*** SOURCE DATA ***
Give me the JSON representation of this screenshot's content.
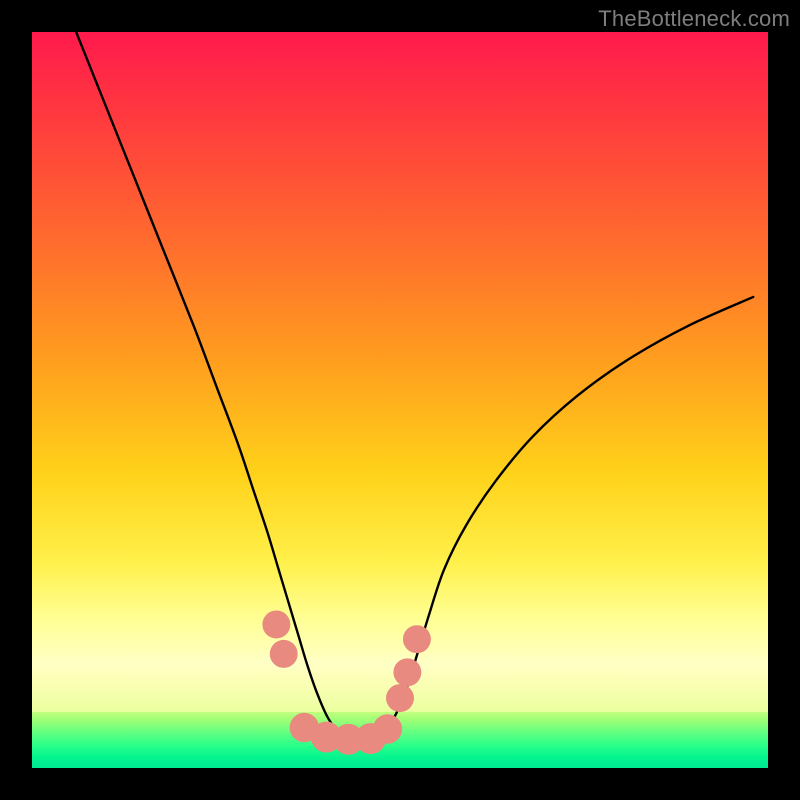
{
  "watermark": "TheBottleneck.com",
  "chart_data": {
    "type": "line",
    "title": "",
    "xlabel": "",
    "ylabel": "",
    "xlim": [
      0,
      100
    ],
    "ylim": [
      0,
      100
    ],
    "grid": false,
    "legend": false,
    "series": [
      {
        "name": "left-branch",
        "x": [
          6,
          10,
          14,
          18,
          22,
          25,
          28,
          30,
          32,
          33.5,
          35,
          36.2,
          37.4,
          38.8,
          40.4,
          42.5,
          46
        ],
        "y": [
          100,
          90,
          80,
          70,
          60,
          52,
          44,
          38,
          32,
          27,
          22,
          18,
          14,
          10,
          6.5,
          4.2,
          3.8
        ]
      },
      {
        "name": "right-branch",
        "x": [
          46,
          47.5,
          49,
          50.2,
          51.3,
          52.5,
          54,
          56,
          59,
          63,
          68,
          74,
          81,
          89,
          98
        ],
        "y": [
          3.8,
          4.6,
          6.5,
          9,
          12,
          16,
          21,
          27,
          33,
          39,
          45,
          50.5,
          55.5,
          60,
          64
        ]
      }
    ],
    "markers": [
      {
        "name": "marker-left-upper",
        "x": 33.2,
        "y": 19.5,
        "r": 1.9
      },
      {
        "name": "marker-left-lower",
        "x": 34.2,
        "y": 15.5,
        "r": 1.9
      },
      {
        "name": "marker-bottom-a",
        "x": 37.0,
        "y": 5.5,
        "r": 2.0
      },
      {
        "name": "marker-bottom-b",
        "x": 40.0,
        "y": 4.2,
        "r": 2.1
      },
      {
        "name": "marker-bottom-c",
        "x": 43.0,
        "y": 3.9,
        "r": 2.1
      },
      {
        "name": "marker-bottom-d",
        "x": 46.0,
        "y": 4.0,
        "r": 2.1
      },
      {
        "name": "marker-bottom-e",
        "x": 48.3,
        "y": 5.3,
        "r": 2.0
      },
      {
        "name": "marker-right-lower",
        "x": 50.0,
        "y": 9.5,
        "r": 1.9
      },
      {
        "name": "marker-right-mid",
        "x": 51.0,
        "y": 13.0,
        "r": 1.9
      },
      {
        "name": "marker-right-upper",
        "x": 52.3,
        "y": 17.5,
        "r": 1.9
      }
    ],
    "marker_color": "#e88a7f",
    "curve_color": "#000000",
    "curve_width": 2.4,
    "thick_bottom": {
      "color": "#e88a7f",
      "width": 14,
      "x": [
        36.5,
        38.5,
        41,
        44,
        46.5,
        48.5
      ],
      "y": [
        6.0,
        4.7,
        4.0,
        4.0,
        4.8,
        6.0
      ]
    }
  }
}
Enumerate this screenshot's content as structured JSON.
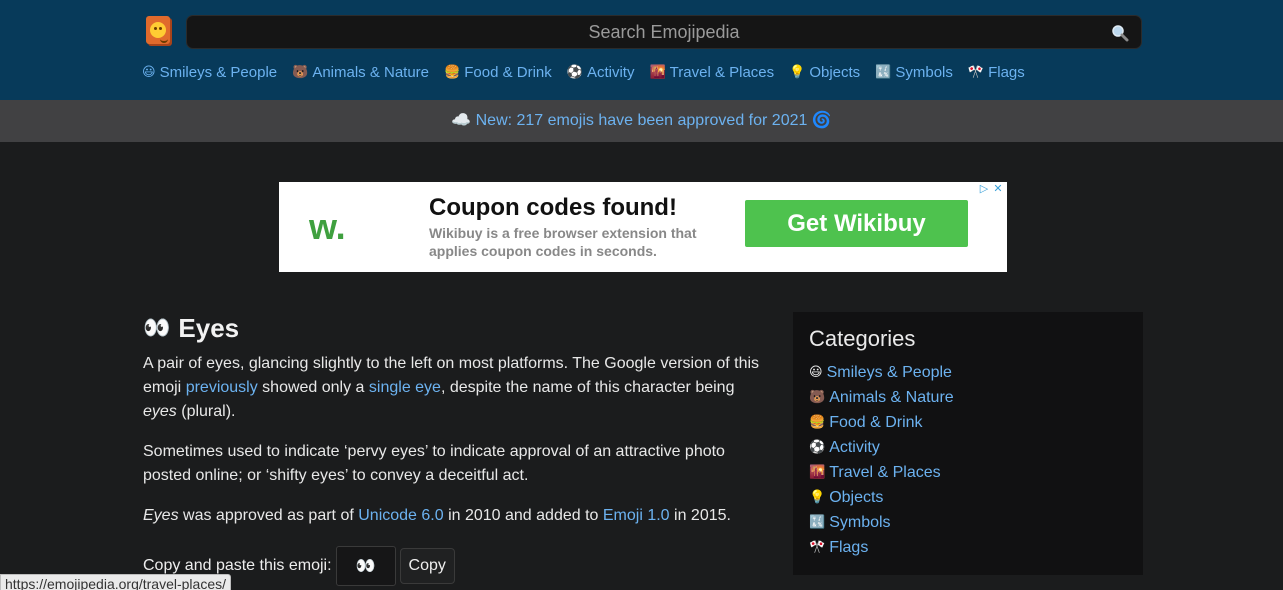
{
  "header": {
    "search_placeholder": "Search Emojipedia",
    "nav": [
      {
        "icon": "😃",
        "label": "Smileys & People"
      },
      {
        "icon": "🐻",
        "label": "Animals & Nature"
      },
      {
        "icon": "🍔",
        "label": "Food & Drink"
      },
      {
        "icon": "⚽",
        "label": "Activity"
      },
      {
        "icon": "🌇",
        "label": "Travel & Places"
      },
      {
        "icon": "💡",
        "label": "Objects"
      },
      {
        "icon": "🔣",
        "label": "Symbols"
      },
      {
        "icon": "🎌",
        "label": "Flags"
      }
    ]
  },
  "banner": {
    "icon_left": "☁️",
    "text": "New: 217 emojis have been approved for 2021",
    "icon_right": "🌀"
  },
  "ad": {
    "logo": "w.",
    "title": "Coupon codes found!",
    "subtitle": "Wikibuy is a free browser extension that applies coupon codes in seconds.",
    "button": "Get Wikibuy",
    "choices_play": "▷",
    "choices_close": "✕"
  },
  "emoji": {
    "char": "👀",
    "title": "Eyes",
    "p1_a": "A pair of eyes, glancing slightly to the left on most platforms. The Google version of this emoji ",
    "p1_link1": "previously",
    "p1_b": " showed only a ",
    "p1_link2": "single eye",
    "p1_c": ", despite the name of this character being ",
    "p1_em": "eyes",
    "p1_d": " (plural).",
    "p2": "Sometimes used to indicate ‘pervy eyes’ to indicate approval of an attractive photo posted online; or ‘shifty eyes’ to convey a deceitful act.",
    "p3_em": "Eyes",
    "p3_a": " was approved as part of ",
    "p3_link1": "Unicode 6.0",
    "p3_b": " in 2010 and added to ",
    "p3_link2": "Emoji 1.0",
    "p3_c": " in 2015.",
    "copy_label": "Copy and paste this emoji:",
    "copy_value": "👀",
    "copy_button": "Copy"
  },
  "sidebar": {
    "title": "Categories",
    "items": [
      {
        "icon": "😃",
        "label": "Smileys & People"
      },
      {
        "icon": "🐻",
        "label": "Animals & Nature"
      },
      {
        "icon": "🍔",
        "label": "Food & Drink"
      },
      {
        "icon": "⚽",
        "label": "Activity"
      },
      {
        "icon": "🌇",
        "label": "Travel & Places"
      },
      {
        "icon": "💡",
        "label": "Objects"
      },
      {
        "icon": "🔣",
        "label": "Symbols"
      },
      {
        "icon": "🎌",
        "label": "Flags"
      }
    ]
  },
  "status_url": "https://emojipedia.org/travel-places/",
  "colors": {
    "header_bg": "#073a5a",
    "banner_bg": "#414143",
    "page_bg": "#1b1c1d",
    "link": "#6cb2f0",
    "ad_button": "#4ec24e"
  }
}
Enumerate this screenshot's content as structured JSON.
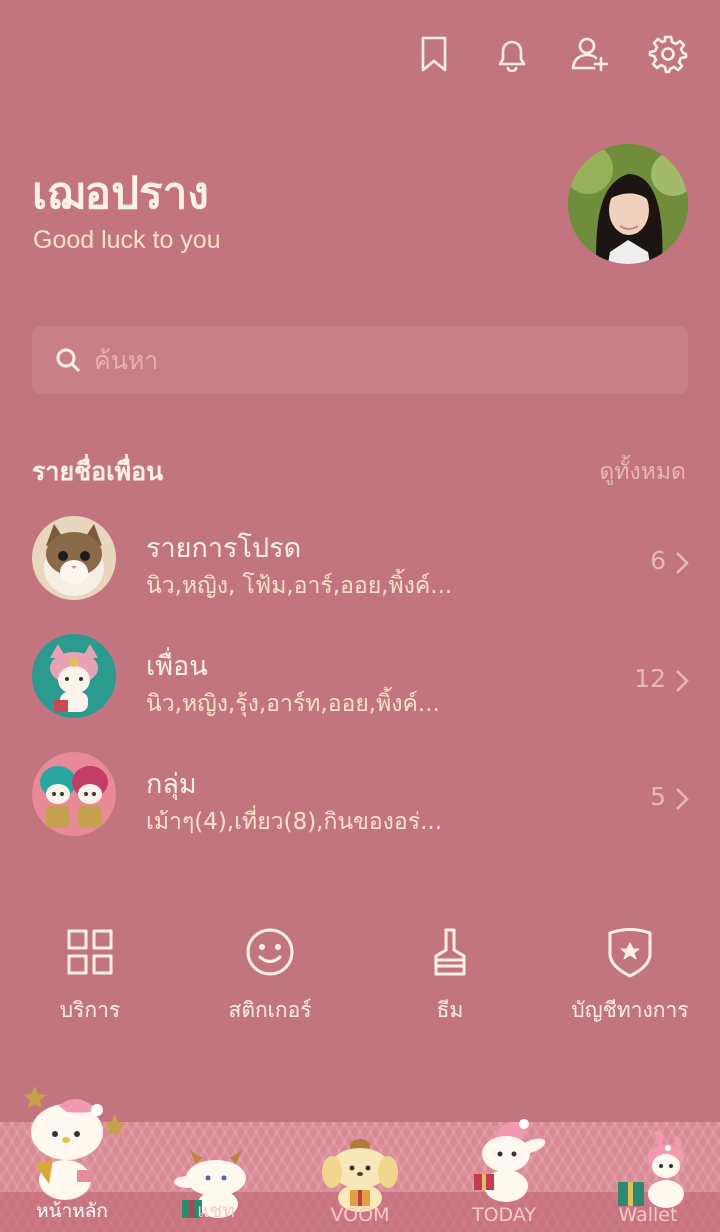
{
  "header": {
    "icons": [
      "bookmark-icon",
      "bell-icon",
      "add-friend-icon",
      "settings-icon"
    ]
  },
  "profile": {
    "name": "เฌอปราง",
    "status": "Good luck to you"
  },
  "search": {
    "placeholder": "ค้นหา"
  },
  "friends_section": {
    "title": "รายชื่อเพื่อน",
    "see_all": "ดูทั้งหมด",
    "rows": [
      {
        "title": "รายการโปรด",
        "subtitle": "นิว,หญิง, โฟ้ม,อาร์,ออย,พิ้งค์...",
        "count": "6"
      },
      {
        "title": "เพื่อน",
        "subtitle": "นิว,หญิง,รุ้ง,อาร์ท,ออย,พิ้งค์...",
        "count": "12"
      },
      {
        "title": "กลุ่ม",
        "subtitle": "เม้าๆ(4),เที่ยว(8),กินของอร่...",
        "count": "5"
      }
    ]
  },
  "shortcuts": [
    {
      "label": "บริการ",
      "icon": "grid-icon"
    },
    {
      "label": "สติกเกอร์",
      "icon": "smiley-icon"
    },
    {
      "label": "ธีม",
      "icon": "brush-icon"
    },
    {
      "label": "บัญชีทางการ",
      "icon": "shield-star-icon"
    }
  ],
  "bottom_nav": {
    "active": "หน้าหลัก",
    "tabs": [
      {
        "label": "หน้าหลัก",
        "icon": "home-character-icon"
      },
      {
        "label": "แชท",
        "icon": "chat-character-icon"
      },
      {
        "label": "VOOM",
        "icon": "voom-character-icon"
      },
      {
        "label": "TODAY",
        "icon": "today-character-icon"
      },
      {
        "label": "Wallet",
        "icon": "wallet-character-icon"
      }
    ]
  },
  "colors": {
    "background": "#c2757f",
    "text": "#fdf1e6",
    "muted": "#e8b5b9",
    "search_bg": "#c97f88",
    "tabbar_bg": "#d98a94"
  }
}
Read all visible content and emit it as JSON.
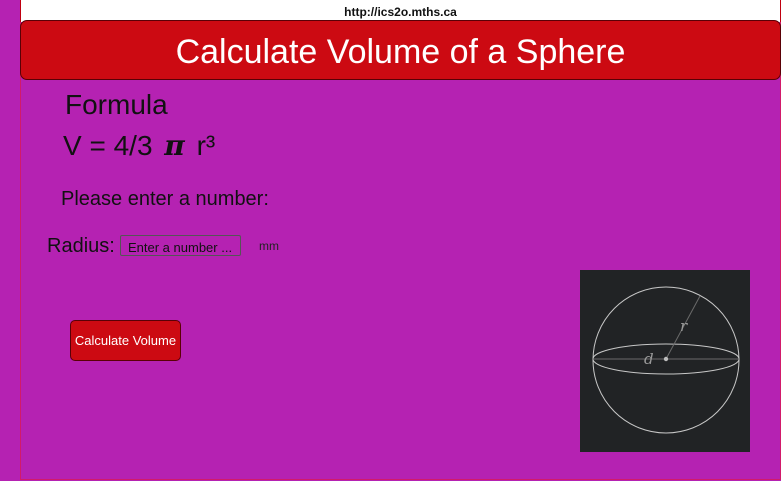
{
  "browser": {
    "url": "http://ics2o.mths.ca"
  },
  "header": {
    "title": "Calculate Volume of a Sphere"
  },
  "formula": {
    "label": "Formula",
    "prefix": "V = 4/3 ",
    "pi_symbol": "π",
    "suffix": " r³"
  },
  "form": {
    "prompt": "Please enter a number:",
    "radius_label": "Radius:",
    "radius_placeholder": "Enter a number ...",
    "radius_value": "",
    "unit": "mm",
    "submit_label": "Calculate Volume"
  },
  "diagram": {
    "radius_label": "r",
    "diameter_label": "d"
  },
  "colors": {
    "background": "#b522b2",
    "accent": "#cc0a12",
    "diagram_bg": "#212325"
  }
}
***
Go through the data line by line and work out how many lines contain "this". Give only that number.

_EXERCISE RESULT_.
6